The Noose - I'm kinda indifferent on this one. Sounds like the guy stopped making his car payments while deployed. If he were single, that's far more understandable. But this guy was married. His wife should have been taking care of it and wasnt. I'm all for the long arm of the law breaking one off in the ass of bankers who are caught doing unethical shit, but in this case I'm not all that outraged. Sounds more like they were trying to get the money they were rightfully owed, bit just made a mistake in the process. No malicious intent or attempt to take advantage of someone. Phone Post 3.0
This. Pay the damn car note and the car won't get repo'd. Funny how that works. Phone Post 3.0

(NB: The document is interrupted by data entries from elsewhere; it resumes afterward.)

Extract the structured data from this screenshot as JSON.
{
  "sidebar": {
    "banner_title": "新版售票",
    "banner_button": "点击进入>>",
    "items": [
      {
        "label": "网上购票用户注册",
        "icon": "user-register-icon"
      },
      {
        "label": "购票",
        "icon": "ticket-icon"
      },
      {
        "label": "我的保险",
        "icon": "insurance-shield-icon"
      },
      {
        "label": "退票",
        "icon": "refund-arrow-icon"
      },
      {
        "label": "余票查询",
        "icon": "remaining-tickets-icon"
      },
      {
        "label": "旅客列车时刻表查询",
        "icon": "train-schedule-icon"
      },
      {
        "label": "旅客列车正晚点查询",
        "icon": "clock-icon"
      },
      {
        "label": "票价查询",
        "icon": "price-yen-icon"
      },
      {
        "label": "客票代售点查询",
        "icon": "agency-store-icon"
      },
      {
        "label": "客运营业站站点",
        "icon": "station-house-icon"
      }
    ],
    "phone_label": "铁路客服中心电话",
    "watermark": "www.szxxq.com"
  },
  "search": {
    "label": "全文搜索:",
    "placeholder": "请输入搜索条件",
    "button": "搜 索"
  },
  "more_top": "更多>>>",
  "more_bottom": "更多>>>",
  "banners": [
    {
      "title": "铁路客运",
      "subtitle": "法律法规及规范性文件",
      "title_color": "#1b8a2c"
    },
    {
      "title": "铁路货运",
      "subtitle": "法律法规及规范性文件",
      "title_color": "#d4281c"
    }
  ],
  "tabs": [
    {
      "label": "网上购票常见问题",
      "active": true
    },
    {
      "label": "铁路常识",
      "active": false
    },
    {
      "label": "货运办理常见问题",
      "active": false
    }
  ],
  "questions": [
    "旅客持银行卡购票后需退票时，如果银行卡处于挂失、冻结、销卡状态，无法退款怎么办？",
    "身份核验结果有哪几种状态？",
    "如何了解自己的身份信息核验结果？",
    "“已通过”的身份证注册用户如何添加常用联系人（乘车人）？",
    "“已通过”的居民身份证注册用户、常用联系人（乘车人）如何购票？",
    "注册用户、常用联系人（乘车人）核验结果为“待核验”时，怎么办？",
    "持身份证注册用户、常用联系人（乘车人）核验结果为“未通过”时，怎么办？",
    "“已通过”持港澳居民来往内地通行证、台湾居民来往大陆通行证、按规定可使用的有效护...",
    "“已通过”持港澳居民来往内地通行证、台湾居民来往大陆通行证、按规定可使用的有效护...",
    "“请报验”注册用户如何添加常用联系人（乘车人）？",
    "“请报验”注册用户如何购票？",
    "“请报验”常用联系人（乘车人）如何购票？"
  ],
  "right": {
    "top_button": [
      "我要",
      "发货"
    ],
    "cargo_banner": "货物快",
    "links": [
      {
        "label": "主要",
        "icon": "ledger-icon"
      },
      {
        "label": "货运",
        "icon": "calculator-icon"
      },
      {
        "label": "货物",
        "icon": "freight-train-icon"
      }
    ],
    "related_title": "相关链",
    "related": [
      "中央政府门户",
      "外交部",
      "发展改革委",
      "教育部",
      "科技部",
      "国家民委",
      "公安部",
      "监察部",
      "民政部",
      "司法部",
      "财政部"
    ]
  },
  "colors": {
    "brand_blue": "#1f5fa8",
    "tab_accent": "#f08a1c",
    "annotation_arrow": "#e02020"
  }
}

EmmettHollis - 
The Noose - I'm kinda indifferent on this one. Sounds like the guy stopped making his car payments while deployed. If he were single, that's far more understandable. But this guy was married. His wife should have been taking care of it and wasnt. I'm all for the long arm of the law breaking one off in the ass of bankers who are caught doing unethical shit, but in this case I'm not all that outraged. Sounds more like they were trying to get the money they were rightfully owed, bit just made a mistake in the process. No malicious intent or attempt to take advantage of someone. Phone Post 3.0
This. Pay the damn car note and the car won't get repo'd. Funny how that works. Phone Post 3.0


I can imagine it might be just a wee bit tough when you're in the middle of a desert getting shot at and rockets launched at you by Taliban fighters to take a minute, fire up your laptop, find a Starbucks with an open wifi connection, log in to your bank, and start paying bills.  



Hell, do they even have Starbucks in the middle of the desert in Assfuckistan or wherever?  

LOL, I still have 401k funds invested in Wells from my tenure with a bank they bought.

I keep forgetting to call and move those funds. I wonder how much this will cost me....FML.

Thage - LOL, I still have 401k funds invested in Wells from my tenure with a bank they bought.

I keep forgetting to call and move those funds. I wonder how much this will cost me....FML.
Shouldnt cost anything. Phone Post 3.0